Over the last few years, the intestine is considered to be an organ of primary importance.
The first question that comes spontaneously by reading the title of the best seller is: the intestines to do with anxiety? There are some influences, connections between this second brain, and all those manifestations that until recently medicine and common sense bound exclusively to the first brain, what sometimes makes us go crazy, what is more properly called in medical language brain?
The brain is, in fact, only a portion of the brain, which is constituted by that part of the central nervous system (SNC) which is contained in the cranial box. The medical science has therefore immediately made a conventional division between brain and spinal cord, which represents the somatic-caudal part of the CNS, the one that branches in the body towards the ends. This division, which in reality does not exist, has meant that every time it was spoken of mind, psychology, thought, behavior, and any disturbance, it was only about the brain, the brain. Recently, medicine has dissipated this myth, questioning many of its certainties and fortunately for those who suffer, expanding the opportunities for healing and healing thanks to the enlargement of understanding disorders such as anxiety and panic.
Do not worry: I will not bother you with a medical treatise, but this introduction is necessary to emphasize the role of conventions in our vision of reality, conscience in general and the development of sciences in particular. Only recently, in fact, some disciplines have been sprouted that have the task of combining the knowledge emerged in hundreds of years of conservatism and intellectual sectarianism. These disciplines, such as PNEI (psycho-neuroendocrine immunology), are considered as connecting disciplines, bridge sciences, rather than disciplines of specialization.
The medicine then claims, after a long negation, that even the intestines and therefore all nutrition and digestive activity are involved in the formation and maintenance of anxiety and panic. Can we hope for new horizons for care?

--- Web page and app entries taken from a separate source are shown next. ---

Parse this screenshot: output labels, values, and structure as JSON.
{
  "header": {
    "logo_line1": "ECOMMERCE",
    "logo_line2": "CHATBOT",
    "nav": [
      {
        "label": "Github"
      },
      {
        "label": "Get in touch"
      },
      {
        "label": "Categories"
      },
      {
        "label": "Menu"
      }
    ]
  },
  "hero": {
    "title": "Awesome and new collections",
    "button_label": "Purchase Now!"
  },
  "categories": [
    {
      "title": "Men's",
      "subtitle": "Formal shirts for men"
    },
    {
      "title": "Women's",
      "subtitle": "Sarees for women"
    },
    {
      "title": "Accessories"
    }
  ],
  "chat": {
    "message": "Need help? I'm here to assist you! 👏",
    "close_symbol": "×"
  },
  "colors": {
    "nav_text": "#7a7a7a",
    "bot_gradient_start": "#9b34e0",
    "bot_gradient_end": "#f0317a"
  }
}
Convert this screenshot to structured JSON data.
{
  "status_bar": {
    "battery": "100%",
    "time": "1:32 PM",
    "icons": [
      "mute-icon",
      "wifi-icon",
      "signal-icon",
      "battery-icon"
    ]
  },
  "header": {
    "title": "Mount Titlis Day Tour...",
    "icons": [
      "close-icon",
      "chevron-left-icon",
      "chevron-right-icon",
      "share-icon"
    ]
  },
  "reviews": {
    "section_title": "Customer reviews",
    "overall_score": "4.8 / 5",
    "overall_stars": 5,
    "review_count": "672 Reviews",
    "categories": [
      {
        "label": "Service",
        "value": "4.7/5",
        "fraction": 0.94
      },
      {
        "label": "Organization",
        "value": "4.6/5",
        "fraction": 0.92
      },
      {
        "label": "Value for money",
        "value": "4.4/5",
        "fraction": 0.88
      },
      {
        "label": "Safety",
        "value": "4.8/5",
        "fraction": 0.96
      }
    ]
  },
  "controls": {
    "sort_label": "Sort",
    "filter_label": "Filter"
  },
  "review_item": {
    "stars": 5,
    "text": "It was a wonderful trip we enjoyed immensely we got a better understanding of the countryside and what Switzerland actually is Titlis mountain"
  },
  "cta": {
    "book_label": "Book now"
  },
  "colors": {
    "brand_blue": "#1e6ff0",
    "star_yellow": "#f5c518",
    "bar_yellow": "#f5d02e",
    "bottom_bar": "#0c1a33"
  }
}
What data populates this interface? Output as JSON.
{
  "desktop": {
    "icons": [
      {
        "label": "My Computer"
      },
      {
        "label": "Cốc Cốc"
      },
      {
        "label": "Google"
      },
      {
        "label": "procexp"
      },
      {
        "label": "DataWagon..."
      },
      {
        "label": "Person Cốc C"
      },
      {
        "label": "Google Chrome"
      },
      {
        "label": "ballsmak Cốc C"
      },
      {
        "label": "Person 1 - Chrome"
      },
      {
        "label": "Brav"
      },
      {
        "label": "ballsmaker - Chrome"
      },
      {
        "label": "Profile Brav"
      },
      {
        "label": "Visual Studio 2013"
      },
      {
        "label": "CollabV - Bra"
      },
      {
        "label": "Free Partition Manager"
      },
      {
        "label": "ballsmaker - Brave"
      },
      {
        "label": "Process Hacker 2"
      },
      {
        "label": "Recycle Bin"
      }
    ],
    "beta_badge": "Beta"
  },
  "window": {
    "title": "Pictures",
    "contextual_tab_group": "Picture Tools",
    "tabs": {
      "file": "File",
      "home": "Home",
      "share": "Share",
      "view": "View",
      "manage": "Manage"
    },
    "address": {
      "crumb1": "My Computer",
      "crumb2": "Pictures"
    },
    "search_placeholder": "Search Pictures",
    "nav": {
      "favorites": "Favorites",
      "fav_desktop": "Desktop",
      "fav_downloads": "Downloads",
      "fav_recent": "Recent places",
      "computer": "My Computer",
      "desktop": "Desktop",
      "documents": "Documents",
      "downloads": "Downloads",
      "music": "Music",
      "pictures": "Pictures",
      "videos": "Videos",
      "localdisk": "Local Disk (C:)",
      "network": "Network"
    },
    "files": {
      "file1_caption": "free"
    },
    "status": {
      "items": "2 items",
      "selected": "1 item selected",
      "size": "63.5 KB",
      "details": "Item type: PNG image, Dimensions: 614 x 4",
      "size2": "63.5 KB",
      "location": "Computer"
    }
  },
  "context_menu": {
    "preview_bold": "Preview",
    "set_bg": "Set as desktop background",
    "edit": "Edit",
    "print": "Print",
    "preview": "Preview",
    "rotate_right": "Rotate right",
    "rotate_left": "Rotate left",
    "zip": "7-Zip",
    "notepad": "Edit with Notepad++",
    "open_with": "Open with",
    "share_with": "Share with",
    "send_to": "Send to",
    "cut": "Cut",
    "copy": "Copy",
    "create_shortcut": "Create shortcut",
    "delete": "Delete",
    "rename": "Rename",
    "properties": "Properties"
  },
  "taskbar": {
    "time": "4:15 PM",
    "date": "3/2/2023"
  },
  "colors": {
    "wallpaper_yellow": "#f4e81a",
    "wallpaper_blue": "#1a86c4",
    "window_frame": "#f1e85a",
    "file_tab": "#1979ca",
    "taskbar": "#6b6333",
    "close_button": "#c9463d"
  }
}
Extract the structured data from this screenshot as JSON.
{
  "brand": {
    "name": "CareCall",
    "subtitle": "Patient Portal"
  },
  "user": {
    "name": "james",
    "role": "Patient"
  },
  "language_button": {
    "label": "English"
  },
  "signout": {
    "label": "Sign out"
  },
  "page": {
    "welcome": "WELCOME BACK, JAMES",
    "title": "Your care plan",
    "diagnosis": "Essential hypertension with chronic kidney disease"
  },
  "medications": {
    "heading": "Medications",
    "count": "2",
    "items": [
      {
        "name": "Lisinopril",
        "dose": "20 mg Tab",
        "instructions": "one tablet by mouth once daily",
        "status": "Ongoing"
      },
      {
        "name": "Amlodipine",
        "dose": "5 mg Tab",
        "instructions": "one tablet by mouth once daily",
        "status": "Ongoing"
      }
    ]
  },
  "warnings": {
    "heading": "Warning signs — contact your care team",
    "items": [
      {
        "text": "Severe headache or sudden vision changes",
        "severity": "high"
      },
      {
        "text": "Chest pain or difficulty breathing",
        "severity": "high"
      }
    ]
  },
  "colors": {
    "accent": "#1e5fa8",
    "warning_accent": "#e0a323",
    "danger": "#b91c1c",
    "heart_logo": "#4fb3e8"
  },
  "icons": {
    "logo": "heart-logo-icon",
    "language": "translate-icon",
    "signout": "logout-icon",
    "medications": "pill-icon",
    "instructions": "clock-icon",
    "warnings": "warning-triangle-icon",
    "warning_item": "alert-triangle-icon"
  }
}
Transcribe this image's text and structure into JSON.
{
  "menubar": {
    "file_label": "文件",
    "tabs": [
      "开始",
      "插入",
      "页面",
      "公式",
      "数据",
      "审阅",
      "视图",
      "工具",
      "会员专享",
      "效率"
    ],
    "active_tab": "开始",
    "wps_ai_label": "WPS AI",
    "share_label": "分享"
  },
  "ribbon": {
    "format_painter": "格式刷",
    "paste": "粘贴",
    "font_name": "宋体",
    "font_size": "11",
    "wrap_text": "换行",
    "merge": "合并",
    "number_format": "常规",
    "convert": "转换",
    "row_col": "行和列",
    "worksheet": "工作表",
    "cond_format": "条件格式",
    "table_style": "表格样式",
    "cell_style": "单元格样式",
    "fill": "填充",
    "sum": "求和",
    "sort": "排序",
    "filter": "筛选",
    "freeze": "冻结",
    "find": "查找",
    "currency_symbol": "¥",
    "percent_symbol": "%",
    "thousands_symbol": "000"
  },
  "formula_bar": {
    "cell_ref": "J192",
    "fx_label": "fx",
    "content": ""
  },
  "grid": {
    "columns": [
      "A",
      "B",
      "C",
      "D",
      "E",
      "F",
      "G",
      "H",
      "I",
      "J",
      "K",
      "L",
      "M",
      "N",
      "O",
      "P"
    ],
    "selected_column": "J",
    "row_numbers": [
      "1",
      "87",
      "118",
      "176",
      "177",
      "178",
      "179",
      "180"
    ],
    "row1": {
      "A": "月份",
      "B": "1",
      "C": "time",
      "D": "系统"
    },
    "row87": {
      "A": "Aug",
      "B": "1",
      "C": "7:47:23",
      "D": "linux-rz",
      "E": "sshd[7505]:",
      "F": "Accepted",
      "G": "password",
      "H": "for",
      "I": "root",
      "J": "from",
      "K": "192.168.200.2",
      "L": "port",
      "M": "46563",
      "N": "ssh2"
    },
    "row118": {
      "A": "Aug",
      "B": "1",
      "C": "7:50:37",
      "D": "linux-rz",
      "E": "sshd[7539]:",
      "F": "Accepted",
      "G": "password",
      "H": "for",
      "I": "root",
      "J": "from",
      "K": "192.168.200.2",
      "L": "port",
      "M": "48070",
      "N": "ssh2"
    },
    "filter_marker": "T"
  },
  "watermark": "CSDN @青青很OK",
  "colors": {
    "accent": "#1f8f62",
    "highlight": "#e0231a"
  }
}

If there was no need to divide the SNC into two parts, probably would not have achieved any success with a book highlighting the importance of an organ often disrupted, especially in its implications for the problems so far considered monopoly of the psychic world, mental.
What emerges from his book, but also from many other recent researches and the work of many scientists, is that the well-being of people is closely related to the health of the intestine. The intestinal mucosa is equipped with an immune system able to defend the organism from harmful agents and alert it to any dangers, in order to activate it properly. Not only that, the intestine is the first organ to react to external stimuli like pain or excitement. Have you ever heard the butterflies in the stomach, abducted by great love? What science says is that first came the butterflies and consequently your brain (or your heart) has decided to make you fall in love and not the other way around. It seems all very little romantic, I know.
What is anxiety about? Anxiety and panic often accompany gastrointestinal disorders such as constipation, diarrhea, vomiting, dyspepsia … do you know anything? Anyone who has experienced an intense anxiety state will notice the effects on the stomach, digestion, intestines, and activity.
There are two important considerations to make …
- If the “butterflies in the stomach” first arrive and then falling in love, can the bowel and the anxiety first arrive?
- What are the implications of a systemic, holistic consideration of health and well-being in this case? What if we can go beyond conventional divisions (such as the anatomical one that separates the brain from the rest of the body) and we conceive of every manifestation of the state of health as the synergistic product of several factors, such as the interaction of multiple variables, where all the organs are connected, where nothing can be excluded from the analysis?
The first question is answered by Gershon’s book, but also by Francesco Bottaccioli, the first president of the Italian Society of Psychoneuroendocrine Immunology and the results of many researches. Bacterial flora, also called microbiota, is made up of microorganisms that work together to maintain balance and ensure the proper functioning of the organism. They are mostly bacteria (it would be more correct to talk about bacterial fauna) and are not only present in the intestine but throughout the digestive tract and in general throughout the human body. A state of imbalance and a constant stress on their functioning causes a series of alterations that go far beyond the only gastrointestinal manifestation. Think of Candida, a fungus that can lead to candidiasis, a genital infection with symptoms that can be found in the esophagus and tongue.